Comparably Priced Foam Plyo Boxes
There are other foam plyo boxes in the $250-$300 range that are clearly much better than the 15-20 pound cheapo plyo boxes that I just discussed. However, for the money they could still be better.
For instance, the OFW Foam Plyo sells for $289, and while it does weight 44-pounds, it’s still 25-pounds short of the Vulcan. It also has that same, completely black vinyl shell that’s hard to see. For $10 less you can get the multi-colored vinyl cover and 20+ pounds of extra stability with the Vulcan. It would be an easy decision even if the Vulcan cost more.
The Rogue Foam Games Box is a much better option than the OFW box. It weighs nearly 60-pounds and costs less at $275. However, it still comes in light compared to the Vulcan box, and it too has that solid black vinyl cover that can be hard to see when training indoors on black rubber flooring. The Rogue Box would definitely be my second choice because it’s still considerably heavy and priced reasonably well.
The CFF Foam Plyo Box is almost a true contender for the Vulcan Box. It weighs in at 68-pounds and sells for right about the same price at $278. It even has the wood box core like the Vulcan. Unfortunately, it lacks ballast balls, and yet again has a solid black vinyl cover. Like the Rogue box it’s not a bad option – just not the best option.
Commercial Grade Plyo Boxes
Most commercial soft plyo boxes are the stackable type. They are similar to jerk blocks in that they consist of many boxes of varying heights that you combine and connect to create a box of whatever height you’d like – usually anywhere from 6″ up to 60″. This style of plyo boxes can run up to $1000 or more for full sets, so they just don’t make for a reasonable comparison to the 3-in-1 soft plyo boxes being discussed here.
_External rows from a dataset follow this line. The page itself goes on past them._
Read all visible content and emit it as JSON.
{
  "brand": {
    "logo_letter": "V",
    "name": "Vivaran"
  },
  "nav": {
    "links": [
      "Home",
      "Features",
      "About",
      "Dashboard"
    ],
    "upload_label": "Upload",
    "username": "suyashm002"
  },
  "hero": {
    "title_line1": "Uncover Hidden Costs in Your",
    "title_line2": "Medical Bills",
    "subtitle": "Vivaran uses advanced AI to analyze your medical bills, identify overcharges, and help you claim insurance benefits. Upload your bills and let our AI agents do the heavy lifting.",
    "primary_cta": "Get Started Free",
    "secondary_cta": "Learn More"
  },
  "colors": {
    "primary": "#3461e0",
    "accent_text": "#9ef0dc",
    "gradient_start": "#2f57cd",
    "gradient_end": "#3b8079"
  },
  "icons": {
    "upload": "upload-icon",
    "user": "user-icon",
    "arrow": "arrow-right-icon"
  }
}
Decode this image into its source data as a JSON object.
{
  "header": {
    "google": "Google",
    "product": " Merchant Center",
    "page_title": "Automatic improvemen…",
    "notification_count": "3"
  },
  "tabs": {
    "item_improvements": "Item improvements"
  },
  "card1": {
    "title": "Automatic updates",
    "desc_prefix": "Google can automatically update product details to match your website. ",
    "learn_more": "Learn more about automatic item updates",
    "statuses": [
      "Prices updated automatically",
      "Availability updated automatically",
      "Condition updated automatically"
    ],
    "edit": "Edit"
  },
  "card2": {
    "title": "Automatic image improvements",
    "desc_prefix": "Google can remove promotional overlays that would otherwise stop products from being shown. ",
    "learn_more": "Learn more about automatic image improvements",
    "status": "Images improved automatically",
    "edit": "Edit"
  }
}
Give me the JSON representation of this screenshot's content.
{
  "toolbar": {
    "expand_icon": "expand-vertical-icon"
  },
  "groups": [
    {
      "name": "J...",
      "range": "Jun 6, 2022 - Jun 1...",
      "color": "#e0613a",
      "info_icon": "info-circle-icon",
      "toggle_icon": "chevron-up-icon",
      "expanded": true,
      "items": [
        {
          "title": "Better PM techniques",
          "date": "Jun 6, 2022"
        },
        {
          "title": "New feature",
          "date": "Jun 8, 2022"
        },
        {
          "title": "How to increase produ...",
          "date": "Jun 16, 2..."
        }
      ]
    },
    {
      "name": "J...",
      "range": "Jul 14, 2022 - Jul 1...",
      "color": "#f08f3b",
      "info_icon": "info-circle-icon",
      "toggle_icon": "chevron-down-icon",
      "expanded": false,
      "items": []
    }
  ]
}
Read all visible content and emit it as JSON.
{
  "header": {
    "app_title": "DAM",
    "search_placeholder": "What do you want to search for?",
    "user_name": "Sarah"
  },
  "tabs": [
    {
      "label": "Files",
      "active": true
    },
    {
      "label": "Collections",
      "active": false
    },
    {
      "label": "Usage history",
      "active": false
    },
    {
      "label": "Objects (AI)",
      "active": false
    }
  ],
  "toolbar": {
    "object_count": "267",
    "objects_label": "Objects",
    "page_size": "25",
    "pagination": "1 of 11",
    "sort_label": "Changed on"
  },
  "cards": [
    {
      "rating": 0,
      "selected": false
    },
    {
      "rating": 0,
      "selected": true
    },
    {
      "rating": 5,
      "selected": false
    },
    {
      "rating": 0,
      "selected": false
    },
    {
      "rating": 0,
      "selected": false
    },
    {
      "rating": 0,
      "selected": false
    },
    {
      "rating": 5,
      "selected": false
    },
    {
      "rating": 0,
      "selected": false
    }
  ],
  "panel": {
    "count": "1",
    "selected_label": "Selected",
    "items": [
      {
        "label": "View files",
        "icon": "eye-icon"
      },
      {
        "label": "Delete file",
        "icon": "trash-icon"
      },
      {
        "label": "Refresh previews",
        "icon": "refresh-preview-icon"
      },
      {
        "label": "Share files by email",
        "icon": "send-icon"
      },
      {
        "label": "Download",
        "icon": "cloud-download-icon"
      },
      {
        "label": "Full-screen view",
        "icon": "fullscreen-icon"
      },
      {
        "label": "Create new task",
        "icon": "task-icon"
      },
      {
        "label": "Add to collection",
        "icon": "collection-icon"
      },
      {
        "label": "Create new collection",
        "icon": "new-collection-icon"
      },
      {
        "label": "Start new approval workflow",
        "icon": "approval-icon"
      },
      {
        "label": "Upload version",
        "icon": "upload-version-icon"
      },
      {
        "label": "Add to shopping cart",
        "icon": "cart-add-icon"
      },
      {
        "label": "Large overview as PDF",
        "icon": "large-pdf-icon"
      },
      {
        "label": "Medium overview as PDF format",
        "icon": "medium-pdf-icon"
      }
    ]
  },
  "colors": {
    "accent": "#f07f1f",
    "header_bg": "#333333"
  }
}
That said, there are a handful of commercial-grade plyo boxes that are like the Vulcan Soft Cube. There is the USA-made Torque Soft Plyo Box that has a multi-colored cover like the Vulcan and weighs in at 55-pounds for about $600. It’s a decent weight and the coloration is great, but obviously that price tag is high for a home or garage gym.
There is also the Precor Xtreme Monkey Plyo Box that is made very similarly to the Vulcan Soft Cube. It has about the same weight, the same ballast system, and can even be found in a bright blue color from some vendors, but it ranges in price from $299-$449. Not nearly as expensive as the Torque, but still more than the Vulcan.
If you know of a soft plyo box designed the same way as the Vulcan or the Precor but for less money shipped, leave a comment; I’d love to look into it.
Vulcan Soft Cube – Review Summary
Vulcan Strength took the high road with this soft foam plyo box. Rather than building out the same basic, lightweight foam plyo box that you can already buy from any number of online sources, they took the time to design a fully-functional, safe product that you will actually be satisfied with, and maybe even use. Imagine that!
The Vulcan Soft Cube isn’t the lowest cost option out there, but after looking at dozens of alternatives (both cheaper and more expensive) I am quite confident it is the best option for those who actually intend to use the thing. I can tell you with certainty that you won’t need to replace the Vulcan plyo box, as there is literally nothing wrong with it in terms of function, design, or performance.
This isn’t the first time that I’ve been 100% satisfied with a Vulcan purchase, but it certainly is another one of those times.